This year for the first time in our fantasy baseball league history we included an obligatory buy-in. The stakes were low, only $25 per team. To increase season-long engagement we made quarterly payouts of $25 to the team with the best record that quarter. The final payouts were $50 to the runner-up and $100 to the champion.

This is how it played out:

There are definitely some names on that list that are new to fantasy success. I think the quarterly payouts were able to keep people focused for short six week sprints. Hopefully it would have reignited some teams that lost interest as their own teams cratered through the first few weeks (or months) and they were able to start with that clean slate every 5 weeks.

History is written by the winners, but what about the losers? Did they also have dollar bills in their eyes as they streamed pitchers on their lunch break? The answers, of course, lie in the data.

Available Roster Moves

For whatever reason ESPN tracks roster moves made by each team. Going back to 2016 we have the following data points available:

  • Trades
  • DL Assignments
  • Acquisitions
  • Activations


Trades have been hard to come by in this league, hardly worth mentioning. This year there were two trades, up from 0 in both 2016 and 2017. That’s all there is to say about trades.

DL Assignments

This is an easy mark for who is paying attention to their teams over the long term. It is quite easy to start a guy who is hurt or just held out of the lineup for a day or two, but to leave guys in the starting lineup with the bright right “DL” next to their name shows you haven’t logged in in a while.

This is also a nosiy metric because you need to have injured players in order to put them on the DL. Despite that I still think there is value in looking at these numbers for this exercise. What does the data reveal? The chart, by owner and year, is below.

What this chart (and the ones that follow) indicate are the raw numbers of total roster moves made by each owner along the y-axis with owner specific year over year percent change labeling each point. So to illustrate, in 2016 Harrington made 1 DL assignent then 3 in 2017. That is a 200% year over year increase over 2016. Then in 2018 he made 8 DL assignments, which is a 166.7% increase over 2017.

What these charts hope to show is how the new incentive structure influenced individual owners over their baseline values, as well as how each owner’s activity stacks up against the rest of the league.

So what do we see in this one?
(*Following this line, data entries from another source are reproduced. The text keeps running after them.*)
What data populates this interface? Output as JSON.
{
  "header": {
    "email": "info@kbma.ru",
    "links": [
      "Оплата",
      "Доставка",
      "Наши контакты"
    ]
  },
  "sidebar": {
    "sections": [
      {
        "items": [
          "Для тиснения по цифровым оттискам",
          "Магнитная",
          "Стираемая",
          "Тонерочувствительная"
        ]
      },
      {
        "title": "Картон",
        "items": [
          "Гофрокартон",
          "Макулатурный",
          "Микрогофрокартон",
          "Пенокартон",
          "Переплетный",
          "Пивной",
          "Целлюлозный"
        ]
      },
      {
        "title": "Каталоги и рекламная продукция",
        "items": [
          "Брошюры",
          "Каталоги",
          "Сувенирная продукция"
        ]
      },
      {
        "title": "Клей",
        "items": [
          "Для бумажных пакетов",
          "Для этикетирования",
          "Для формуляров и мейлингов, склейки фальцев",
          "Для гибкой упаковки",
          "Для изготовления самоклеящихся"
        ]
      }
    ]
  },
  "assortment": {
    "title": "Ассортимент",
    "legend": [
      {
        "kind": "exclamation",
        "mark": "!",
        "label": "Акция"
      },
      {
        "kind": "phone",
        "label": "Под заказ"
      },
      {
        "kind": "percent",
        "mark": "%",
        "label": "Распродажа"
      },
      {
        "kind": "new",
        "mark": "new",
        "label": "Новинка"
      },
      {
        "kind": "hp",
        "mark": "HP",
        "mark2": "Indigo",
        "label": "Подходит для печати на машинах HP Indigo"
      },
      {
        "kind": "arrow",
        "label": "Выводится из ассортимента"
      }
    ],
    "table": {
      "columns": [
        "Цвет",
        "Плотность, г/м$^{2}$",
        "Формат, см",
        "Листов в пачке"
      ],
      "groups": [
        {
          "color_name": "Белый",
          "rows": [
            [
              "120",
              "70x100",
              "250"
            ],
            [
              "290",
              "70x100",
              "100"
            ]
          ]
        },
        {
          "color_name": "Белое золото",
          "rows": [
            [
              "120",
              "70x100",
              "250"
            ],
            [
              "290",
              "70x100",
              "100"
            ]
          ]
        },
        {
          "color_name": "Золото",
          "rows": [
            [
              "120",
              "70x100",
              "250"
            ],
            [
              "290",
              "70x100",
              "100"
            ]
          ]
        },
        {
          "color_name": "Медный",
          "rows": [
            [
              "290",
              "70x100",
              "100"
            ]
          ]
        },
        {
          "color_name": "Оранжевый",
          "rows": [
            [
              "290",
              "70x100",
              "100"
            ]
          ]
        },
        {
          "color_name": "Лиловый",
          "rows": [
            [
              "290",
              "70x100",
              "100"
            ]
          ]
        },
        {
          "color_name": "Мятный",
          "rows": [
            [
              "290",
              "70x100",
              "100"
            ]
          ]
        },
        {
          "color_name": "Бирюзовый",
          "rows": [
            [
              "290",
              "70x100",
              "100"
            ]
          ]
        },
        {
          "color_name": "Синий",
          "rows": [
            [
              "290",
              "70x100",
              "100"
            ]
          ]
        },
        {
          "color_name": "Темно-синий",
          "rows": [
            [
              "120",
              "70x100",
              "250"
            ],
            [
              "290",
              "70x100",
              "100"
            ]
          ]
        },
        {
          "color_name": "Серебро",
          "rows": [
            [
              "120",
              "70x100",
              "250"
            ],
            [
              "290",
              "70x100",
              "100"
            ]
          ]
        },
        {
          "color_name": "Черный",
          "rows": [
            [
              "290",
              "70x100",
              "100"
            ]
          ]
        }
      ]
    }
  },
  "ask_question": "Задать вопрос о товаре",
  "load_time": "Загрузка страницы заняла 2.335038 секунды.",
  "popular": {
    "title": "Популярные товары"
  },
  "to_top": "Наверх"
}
  • Harrington and Hartman have both been very active every year. Hartman’s engagement with DL assignments actually dropped this year.
  • We see big jumps this year from Harrington (+167.7%), Kane (+200%), Matovina (+400%), and Thieneman (+Infinity).
  • Higdon and Regan are active on this front, but are steady year to year.


What’s refelcted in this stat are those looking to gain a streaming advantage. Alternatively those who have terrible eyes for talent and need to consistently turnover their team to have any hope of eeking out a victory would also score very highly on this metric.

What do I see here?

  • Again, Harrington and Hartman are consistently the most active owners with respect to this statistic every year. Hartman especially last year as he chased (and won) the title.
  • Most owners have a V-shaped graph here, with the exception of McShane and Olson.
  • Thieneman again clocks in with the infinite percentage gain. Somehow he made 0 roster acquisitions in 2017.
  • McShane and Olson made 0 roster acquisitions this year.

Roster Activations

We finally come to the key of fantasy baseball, daily dilligence with roster setting. Streaming starting pitchers from your bench, noting off days and last minute scratches from the starting lineup. How did everyone fare?

What do I see here?

  • Harrington, Hartman, etc.
  • Substantial downward trends for several owners (Higon, Kane, Olson).
  • Quadruple digit percentage increases for both Matovina and Thieneman.
  • Only four owners increased the number of activations this year compared to years past.


  • Harrington and Hartman have had a lot of time on their hands for three years running.
  • Thieneman chased the $25 payouts mostly through managing a roster rather than turning it over every week.
  • Matovina was more active than ever, but still less active than other managers.
  • There were no across the board increases in engagement. Only 4 owners made more DL activations, 6 made more roster acquistions, and 4 made more roster activations.